- South Carolina is precisely the kind of state where Cruz needs to beat Trump — a southern state with a conservative and heavily Evangelical Republican primary electorate. We expected him to finish a close second. Yet he finished third, and well behind Trump.
- There will be many other states like South Carolina awarding delegates on Super Tuesday and these represent Cruz’s best hope for amassing a majority or a large enough minority of delegates that he can deny Trump a majority at the convention. The tough question for Cruz is how, all other things being equal, he can defeat Trump or even Rubio in such states (Oklahoma, Tennessee, Alabama) if he can’t do it in South Carolina. At this point, the expectation is that Cruz should do better in the South. If that’s true, then his
- You can afford to spot Cruz the not-unexpected loss to Trump, whose political support doesn’t follow any of the established conventional rules. But the fact is, Rubio somehow managed to go toe-to-toe with Cruz in South Carolina’s Upstate — especially in the large-population counties of Greenville (where Rubio came within 24 votes of Cruz) and Spartanburg Counties. That’s a sign of weakness — a Roman Catholic quasi-establishment candidate is not supposed to be able to match Cruz in the home of Bob Jones University.
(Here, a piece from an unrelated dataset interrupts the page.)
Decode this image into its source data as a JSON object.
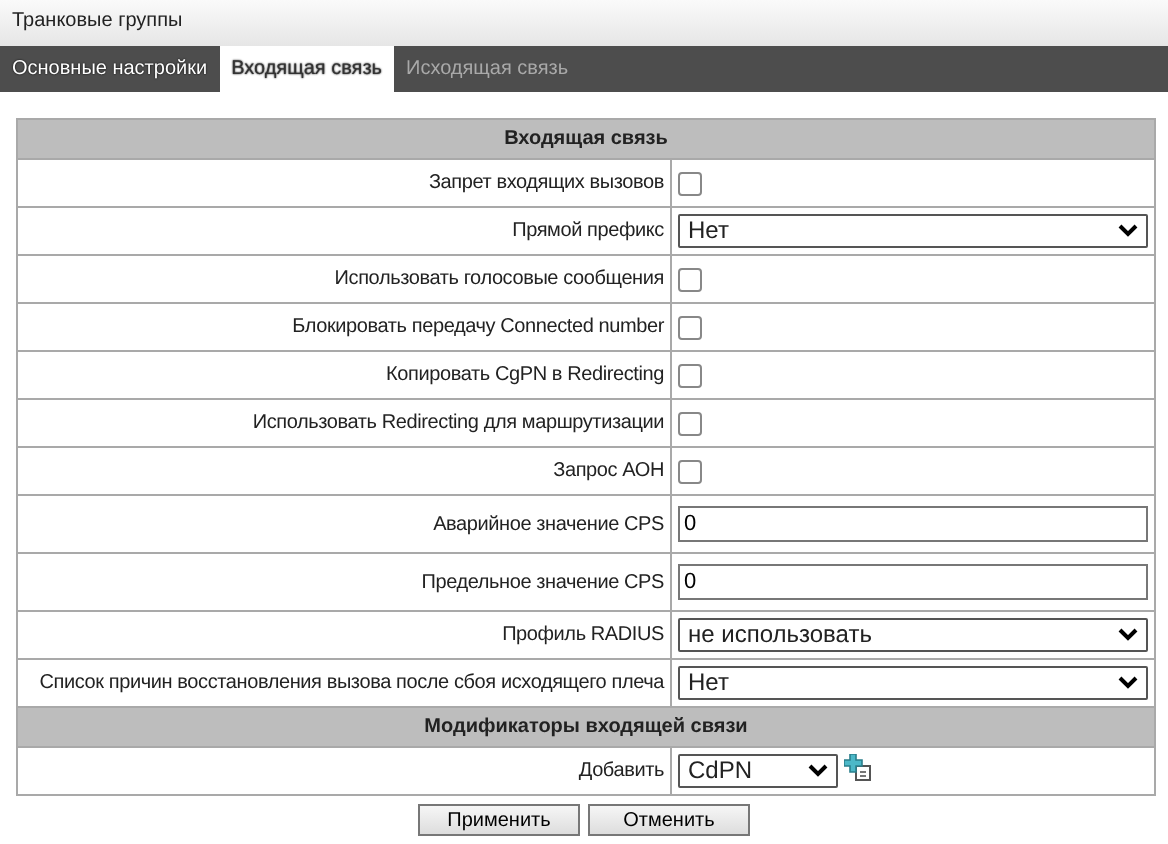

One can only guess whether Rubio could have done this this, were Trump not in the race sucking up much of Cruz’s potential support.
- By all accounts, and based partly on news reports that were sourced to the Cruz campaign and his SuperPAC, Cruz pulled out all the stops to win in South Carolina. Between his campaign and his SuperPAC, he had a full ground game and a robust air game there as well. That includes the late anti-Trump robo-calls that went out on election eve and caused so much controversy.
- Those phone calls — one of which criticized Trump for opposing the flying of the Confederate battle flag on state property — present one more reason Cruz comes out of South Carolina weaker than he went in. Many Republicans in South Carolina approved of Gov. Nikki Haley’s decision to remove it — there is a small but significant community of conservative Evangelicals in the Palmetto State who descend from an abolitionist tradition that existed even before the Civil War. But whether or not these calls had negative repercussions in South Carolina itself, they will certainly not sit well with voters outside the South in the coming primaries.
Cruz has a harder path than Rubio going forward because Rubio can count on a certain amount of consolidation of resources and voters now that Jeb Bush is out. Cruz has nothing like that to look forward to as long as Trump remains in the race. Although most of Rubio’s supporters would choose him over Trump, there will always be enough money and probably enough voters to sustain an anti-Trump anti-Cruz candidate through June.
Jeb Bush: Loser. Well, obviously, he lost badly enough that he got out. It just wasn’t his year, and you can probably — strange as it may sound — blame Donald Trump for making it that way. The tone of this race has been such that all of his SuperPAC millions just weren’t going to do a thing for him. It would be difficult to find a clearer example of the fact that money alone doesn’t buy elections.
With the direction the Republican electorate is moving, it seems like it may never be Jeb’s year. But of course, that isn’t necessarily the case. People said such things about permanent political changes after Ross Perot disrupted the Republicans’ world in 1992, and his strange coalition is now a distant memory.